■ Activity ■
Where a line of the listing below includes the word "thumbs", reproduce that line.

■ Excerpted data ■
※ ※ ※

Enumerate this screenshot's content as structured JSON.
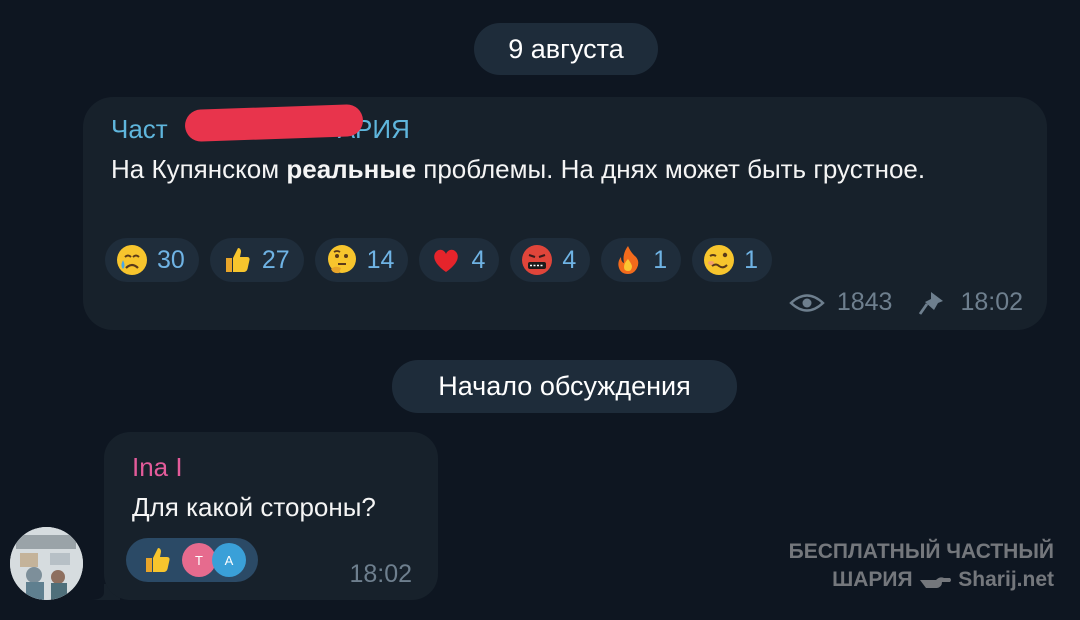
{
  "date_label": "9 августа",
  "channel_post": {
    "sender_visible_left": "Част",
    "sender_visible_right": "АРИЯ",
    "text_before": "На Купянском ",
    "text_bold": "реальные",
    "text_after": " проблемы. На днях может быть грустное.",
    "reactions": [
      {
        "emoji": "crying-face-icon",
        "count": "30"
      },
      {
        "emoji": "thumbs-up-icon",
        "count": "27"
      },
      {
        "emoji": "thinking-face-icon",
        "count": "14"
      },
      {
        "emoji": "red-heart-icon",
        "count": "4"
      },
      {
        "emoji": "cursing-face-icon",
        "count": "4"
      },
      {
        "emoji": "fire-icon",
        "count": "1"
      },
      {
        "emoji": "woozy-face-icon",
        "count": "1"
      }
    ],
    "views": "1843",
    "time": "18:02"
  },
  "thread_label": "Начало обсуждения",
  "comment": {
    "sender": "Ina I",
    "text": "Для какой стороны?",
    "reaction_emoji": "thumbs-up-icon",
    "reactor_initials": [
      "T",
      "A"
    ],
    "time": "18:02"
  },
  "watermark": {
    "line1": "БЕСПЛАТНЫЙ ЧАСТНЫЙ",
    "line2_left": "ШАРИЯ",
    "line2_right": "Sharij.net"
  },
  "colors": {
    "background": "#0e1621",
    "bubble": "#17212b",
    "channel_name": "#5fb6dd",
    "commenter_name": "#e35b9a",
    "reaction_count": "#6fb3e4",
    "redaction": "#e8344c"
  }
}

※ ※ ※

■ Task solution ■
        "emoji": "thumbs-up-icon",
    "reaction_emoji": "thumbs-up-icon",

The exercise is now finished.